Measure Investment Performance
There’s an old adage that says, “You can’t manage what you don’t measure.” By the same token, you can’t expect to be a successful investor unless you have a system for measuring key factors every step of the way.
In Part 1 and Part 2 of our series on the 5 Habits of Savvy Investors, we discussed several elements investors can and should measure; including investment criteria, asset allocation, diversification, and risk.
Savvy investors know what should be measured, how often it should be measured, and what tool is appropriate for determining results.
Establish Benchmarks to Measure Investment Success
The benchmarks you establish will let you know whether or not your strategy is working, and to what degree. Many investors and investment companies compare the success of their portfolio against indexes and average.
So then, if your investment portfolio is similar to the S&P 500 or the Dow Jones Industrial Average, use it as a benchmark. Just keep in mind that benchmarks are not a one-size-fits-all tool.
They should be tailored to your specific strategy because the ultimate goal is to measure your success in meeting your unique set of goals and objectives, as discussed in Part 1 of this series.
Common Tools of Measurement
There are some general measurements you can use to start with. Ask yourself the following fundamental questions to measure investment success:
- Have I preserved capital?
- Am I making a profit?
- How does my performance compare to the overall market?
Certainly, these broad evaluations are effective, but let’s drill down on the two most common ways to measure investment performance; which include yield and return.
Simply said, return, or ‘total return,’ is all of the money you make or lose on an investment over a specific period of time – usually, annually. It’s expressed as a percentage of the investment’s cost. It includes interest, dividends, distributions, and unrealized gains or losses (an increase or decrease in the share price) you’ve received from the investment over the specific period of time being measured. Return is a measurement of the total change in value of your investment.
Yield measures the cash flow or income (dividends or interest) an investment generates during a specific period of time – usually, annually. Yield does not include unrealized gains or losses.

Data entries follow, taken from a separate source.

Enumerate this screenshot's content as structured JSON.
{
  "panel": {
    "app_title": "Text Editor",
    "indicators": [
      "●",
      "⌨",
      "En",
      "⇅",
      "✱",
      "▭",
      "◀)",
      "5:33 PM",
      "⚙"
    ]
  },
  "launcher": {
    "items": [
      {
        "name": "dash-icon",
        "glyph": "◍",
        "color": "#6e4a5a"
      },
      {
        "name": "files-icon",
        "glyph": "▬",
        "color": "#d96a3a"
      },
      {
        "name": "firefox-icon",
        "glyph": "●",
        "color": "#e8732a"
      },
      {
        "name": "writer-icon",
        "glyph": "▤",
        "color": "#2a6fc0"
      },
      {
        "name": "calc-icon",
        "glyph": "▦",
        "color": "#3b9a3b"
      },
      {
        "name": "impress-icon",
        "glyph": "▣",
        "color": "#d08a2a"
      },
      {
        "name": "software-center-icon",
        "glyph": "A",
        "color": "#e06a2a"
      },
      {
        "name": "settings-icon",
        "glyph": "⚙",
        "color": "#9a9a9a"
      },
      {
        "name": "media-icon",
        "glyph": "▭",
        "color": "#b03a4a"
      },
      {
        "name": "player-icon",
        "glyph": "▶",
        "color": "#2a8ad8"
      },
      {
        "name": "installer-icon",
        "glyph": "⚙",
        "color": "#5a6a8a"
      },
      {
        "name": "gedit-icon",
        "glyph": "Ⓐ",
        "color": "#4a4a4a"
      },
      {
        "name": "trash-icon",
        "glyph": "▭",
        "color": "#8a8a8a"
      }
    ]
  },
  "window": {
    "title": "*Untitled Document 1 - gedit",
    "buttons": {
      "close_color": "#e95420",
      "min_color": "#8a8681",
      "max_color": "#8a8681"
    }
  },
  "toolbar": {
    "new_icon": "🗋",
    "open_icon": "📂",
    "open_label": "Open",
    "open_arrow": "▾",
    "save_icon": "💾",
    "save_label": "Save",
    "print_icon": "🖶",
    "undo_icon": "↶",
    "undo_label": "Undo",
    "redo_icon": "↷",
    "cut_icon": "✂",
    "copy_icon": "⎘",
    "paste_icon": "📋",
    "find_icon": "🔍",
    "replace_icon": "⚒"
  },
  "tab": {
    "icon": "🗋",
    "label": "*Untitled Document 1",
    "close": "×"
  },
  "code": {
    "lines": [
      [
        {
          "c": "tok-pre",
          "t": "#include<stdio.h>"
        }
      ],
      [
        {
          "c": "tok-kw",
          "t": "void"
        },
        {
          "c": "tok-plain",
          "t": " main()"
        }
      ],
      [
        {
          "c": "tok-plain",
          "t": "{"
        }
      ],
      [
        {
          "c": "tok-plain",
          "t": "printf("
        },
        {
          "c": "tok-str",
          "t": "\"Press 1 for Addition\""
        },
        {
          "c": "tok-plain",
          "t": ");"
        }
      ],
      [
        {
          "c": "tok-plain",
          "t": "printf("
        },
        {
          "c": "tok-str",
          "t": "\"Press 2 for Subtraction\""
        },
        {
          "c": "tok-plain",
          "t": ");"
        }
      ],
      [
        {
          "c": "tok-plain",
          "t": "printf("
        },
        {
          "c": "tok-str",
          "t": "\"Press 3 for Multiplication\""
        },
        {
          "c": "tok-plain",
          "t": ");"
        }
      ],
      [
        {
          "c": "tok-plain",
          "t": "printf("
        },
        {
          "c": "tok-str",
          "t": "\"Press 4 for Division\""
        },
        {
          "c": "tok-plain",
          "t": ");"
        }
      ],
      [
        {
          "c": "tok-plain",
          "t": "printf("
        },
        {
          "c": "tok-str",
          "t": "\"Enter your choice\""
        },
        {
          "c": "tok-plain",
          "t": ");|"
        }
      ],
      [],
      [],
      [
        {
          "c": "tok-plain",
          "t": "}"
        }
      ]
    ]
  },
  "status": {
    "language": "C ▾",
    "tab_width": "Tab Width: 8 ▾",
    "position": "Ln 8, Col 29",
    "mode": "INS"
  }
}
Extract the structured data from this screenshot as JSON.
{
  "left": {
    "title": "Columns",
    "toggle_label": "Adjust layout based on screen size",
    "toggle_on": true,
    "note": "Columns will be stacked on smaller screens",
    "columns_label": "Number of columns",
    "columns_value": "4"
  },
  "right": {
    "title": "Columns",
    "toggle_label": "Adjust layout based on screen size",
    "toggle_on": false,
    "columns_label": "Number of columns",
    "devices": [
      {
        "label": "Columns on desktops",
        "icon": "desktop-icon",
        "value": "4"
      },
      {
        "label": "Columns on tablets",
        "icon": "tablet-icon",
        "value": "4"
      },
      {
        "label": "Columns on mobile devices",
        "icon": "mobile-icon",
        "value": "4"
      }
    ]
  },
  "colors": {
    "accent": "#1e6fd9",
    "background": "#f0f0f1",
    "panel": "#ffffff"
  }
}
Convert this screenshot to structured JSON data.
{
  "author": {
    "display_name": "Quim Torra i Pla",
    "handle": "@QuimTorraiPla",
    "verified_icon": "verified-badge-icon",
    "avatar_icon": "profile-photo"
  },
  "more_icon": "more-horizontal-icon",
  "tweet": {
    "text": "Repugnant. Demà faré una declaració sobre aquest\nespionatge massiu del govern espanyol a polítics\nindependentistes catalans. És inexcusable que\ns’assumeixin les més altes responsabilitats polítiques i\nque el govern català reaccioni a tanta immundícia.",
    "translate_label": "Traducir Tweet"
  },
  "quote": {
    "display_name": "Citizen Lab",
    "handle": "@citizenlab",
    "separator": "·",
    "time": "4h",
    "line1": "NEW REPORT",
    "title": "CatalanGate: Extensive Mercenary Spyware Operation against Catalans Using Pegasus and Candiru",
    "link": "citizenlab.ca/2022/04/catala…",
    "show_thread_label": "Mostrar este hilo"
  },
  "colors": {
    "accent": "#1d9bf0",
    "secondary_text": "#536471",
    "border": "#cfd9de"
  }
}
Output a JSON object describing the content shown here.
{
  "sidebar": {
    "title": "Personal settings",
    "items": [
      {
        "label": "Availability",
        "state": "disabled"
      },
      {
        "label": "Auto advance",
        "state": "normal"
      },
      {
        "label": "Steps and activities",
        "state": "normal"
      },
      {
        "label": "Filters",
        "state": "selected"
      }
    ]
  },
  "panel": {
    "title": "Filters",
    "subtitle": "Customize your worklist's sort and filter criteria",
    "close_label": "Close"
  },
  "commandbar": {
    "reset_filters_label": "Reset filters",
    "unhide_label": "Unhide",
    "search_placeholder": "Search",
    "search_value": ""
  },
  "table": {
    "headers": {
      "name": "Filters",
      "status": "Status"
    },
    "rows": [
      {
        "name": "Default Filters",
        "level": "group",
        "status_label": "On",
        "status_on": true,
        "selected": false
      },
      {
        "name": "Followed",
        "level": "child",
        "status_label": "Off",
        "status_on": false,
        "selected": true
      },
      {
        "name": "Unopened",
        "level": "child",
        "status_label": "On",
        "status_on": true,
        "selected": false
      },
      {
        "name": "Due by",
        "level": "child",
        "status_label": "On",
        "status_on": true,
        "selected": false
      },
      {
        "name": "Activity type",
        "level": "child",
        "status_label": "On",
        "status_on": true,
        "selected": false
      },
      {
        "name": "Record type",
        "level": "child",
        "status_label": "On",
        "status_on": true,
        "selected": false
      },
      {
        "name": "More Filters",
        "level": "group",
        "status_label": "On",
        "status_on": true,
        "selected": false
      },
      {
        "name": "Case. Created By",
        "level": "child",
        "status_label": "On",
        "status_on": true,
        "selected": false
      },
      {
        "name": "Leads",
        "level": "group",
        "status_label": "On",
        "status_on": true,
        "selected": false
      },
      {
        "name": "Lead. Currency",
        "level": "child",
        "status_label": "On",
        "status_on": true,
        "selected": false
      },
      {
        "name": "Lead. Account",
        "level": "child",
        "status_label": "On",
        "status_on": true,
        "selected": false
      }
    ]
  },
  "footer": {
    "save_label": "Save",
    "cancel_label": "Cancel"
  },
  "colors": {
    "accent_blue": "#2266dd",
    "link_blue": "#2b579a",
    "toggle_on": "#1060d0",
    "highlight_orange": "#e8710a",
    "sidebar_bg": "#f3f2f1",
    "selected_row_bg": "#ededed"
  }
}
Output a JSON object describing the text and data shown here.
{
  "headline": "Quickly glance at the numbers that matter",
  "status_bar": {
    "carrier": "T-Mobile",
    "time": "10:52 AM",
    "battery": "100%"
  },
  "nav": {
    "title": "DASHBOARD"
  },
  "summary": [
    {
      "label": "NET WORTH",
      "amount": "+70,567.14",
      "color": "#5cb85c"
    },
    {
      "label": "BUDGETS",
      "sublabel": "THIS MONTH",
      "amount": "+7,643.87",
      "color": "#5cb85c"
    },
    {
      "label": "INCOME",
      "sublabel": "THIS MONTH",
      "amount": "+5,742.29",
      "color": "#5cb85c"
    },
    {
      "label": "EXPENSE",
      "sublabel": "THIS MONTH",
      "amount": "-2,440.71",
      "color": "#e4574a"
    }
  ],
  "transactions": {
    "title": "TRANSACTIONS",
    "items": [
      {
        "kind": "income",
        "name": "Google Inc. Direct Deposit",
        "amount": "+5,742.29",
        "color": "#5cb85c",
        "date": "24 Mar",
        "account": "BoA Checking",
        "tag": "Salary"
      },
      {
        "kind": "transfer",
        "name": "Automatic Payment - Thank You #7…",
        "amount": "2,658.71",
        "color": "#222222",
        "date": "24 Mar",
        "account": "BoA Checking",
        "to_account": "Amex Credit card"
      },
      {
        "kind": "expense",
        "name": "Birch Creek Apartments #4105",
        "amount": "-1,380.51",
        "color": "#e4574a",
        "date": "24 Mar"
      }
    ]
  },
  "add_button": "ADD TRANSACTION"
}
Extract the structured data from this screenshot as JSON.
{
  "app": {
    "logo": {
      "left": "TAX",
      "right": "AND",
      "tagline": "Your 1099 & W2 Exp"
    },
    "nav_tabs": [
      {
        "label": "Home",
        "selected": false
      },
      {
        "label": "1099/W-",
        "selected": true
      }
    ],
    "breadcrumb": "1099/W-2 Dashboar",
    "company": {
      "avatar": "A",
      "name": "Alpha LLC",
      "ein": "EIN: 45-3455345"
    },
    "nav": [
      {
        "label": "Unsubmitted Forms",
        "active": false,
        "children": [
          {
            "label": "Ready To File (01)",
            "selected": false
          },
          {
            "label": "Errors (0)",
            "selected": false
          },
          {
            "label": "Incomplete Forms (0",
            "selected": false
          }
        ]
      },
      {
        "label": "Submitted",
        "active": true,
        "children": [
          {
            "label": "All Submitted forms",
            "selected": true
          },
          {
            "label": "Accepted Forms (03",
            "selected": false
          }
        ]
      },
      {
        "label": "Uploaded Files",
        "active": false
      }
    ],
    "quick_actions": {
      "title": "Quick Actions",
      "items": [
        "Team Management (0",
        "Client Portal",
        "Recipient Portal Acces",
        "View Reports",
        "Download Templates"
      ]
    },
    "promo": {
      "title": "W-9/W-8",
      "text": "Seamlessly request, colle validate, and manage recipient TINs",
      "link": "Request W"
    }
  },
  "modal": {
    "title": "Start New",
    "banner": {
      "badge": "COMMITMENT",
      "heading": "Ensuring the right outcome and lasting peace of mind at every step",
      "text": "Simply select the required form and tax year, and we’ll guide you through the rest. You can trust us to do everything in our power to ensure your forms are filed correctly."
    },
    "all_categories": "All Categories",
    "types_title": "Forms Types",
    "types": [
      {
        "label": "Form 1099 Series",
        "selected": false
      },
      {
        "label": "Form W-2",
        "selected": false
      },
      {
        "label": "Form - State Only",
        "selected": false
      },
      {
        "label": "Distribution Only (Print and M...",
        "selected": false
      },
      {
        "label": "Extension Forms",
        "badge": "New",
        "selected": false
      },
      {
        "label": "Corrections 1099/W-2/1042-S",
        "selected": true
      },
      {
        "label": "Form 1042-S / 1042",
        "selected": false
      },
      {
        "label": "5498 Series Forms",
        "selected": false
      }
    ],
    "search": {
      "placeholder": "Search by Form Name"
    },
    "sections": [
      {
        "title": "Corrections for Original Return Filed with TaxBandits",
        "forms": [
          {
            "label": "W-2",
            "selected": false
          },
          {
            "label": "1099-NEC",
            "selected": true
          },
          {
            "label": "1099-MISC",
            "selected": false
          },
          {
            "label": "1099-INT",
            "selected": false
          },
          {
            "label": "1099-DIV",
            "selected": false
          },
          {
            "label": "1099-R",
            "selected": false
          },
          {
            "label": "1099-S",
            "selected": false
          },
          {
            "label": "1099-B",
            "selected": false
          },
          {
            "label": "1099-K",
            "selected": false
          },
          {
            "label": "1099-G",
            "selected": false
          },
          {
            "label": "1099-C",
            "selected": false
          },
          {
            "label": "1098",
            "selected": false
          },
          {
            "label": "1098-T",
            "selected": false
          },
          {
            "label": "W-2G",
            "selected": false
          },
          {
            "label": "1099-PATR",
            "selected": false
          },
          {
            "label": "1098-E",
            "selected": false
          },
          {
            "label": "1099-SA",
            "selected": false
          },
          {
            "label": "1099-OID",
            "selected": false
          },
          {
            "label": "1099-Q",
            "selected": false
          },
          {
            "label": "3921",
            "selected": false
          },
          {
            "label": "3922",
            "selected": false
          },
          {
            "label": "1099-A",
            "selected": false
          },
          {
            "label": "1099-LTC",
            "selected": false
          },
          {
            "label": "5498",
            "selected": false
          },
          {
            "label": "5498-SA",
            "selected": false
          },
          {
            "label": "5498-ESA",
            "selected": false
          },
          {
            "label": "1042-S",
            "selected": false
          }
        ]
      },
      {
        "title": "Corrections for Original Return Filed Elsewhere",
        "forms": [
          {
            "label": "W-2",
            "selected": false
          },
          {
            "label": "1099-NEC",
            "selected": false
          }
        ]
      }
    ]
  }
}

To determine whether yield or return is the appropriate measure of your success, you must consider what role a particular investment plays in your portfolio. In other words, you must know not only what you’re buying, but why you’re buying it.
Let’s Illustrate the Importance of ‘Why’
Let’s say, for example, you and your buddy both invest in stocks. His method is to hold them until he can sell them at a profit – which describes the capital appreciation method. On the other hand, you buy stocks to use them to generate cash flow – which describes the income method.
In this scenario, return would be the appropriate performance measure for your buddy, and yield would be better for you.
However, both of you will do well in asking yourselves the 3 questions presented above.
Investing, like any other activity, has both a perceived and actual value. In other words, you may feel like a savvy investor for investing in the hot, new, darling stock of Wall Street. You may perceive, emotionally, that you’ve made a sound investment that’s achieving your desired objective.
But it’s not until you measure this stock’s performance that you gain an accurate, realistic picture of its value in helping you achieve your goals.
Hopefully, you see that if you fail to measure the appropriate results with the appropriate tool, you risk drawing the wrong conclusions; which could lead to costly or even devastating mistakes.
That’s why knowing your unique investment objective and goals, setting realistic expectations of the investment product you think will help you achieve your goals, and finally, tracking its performance with the appropriate measurement tool(s), is critical to your long-term success as a savvy investor.
To learn more about this topic, read this insightful article by Finra: http://www.finra.org/investors/evaluating-investment-performance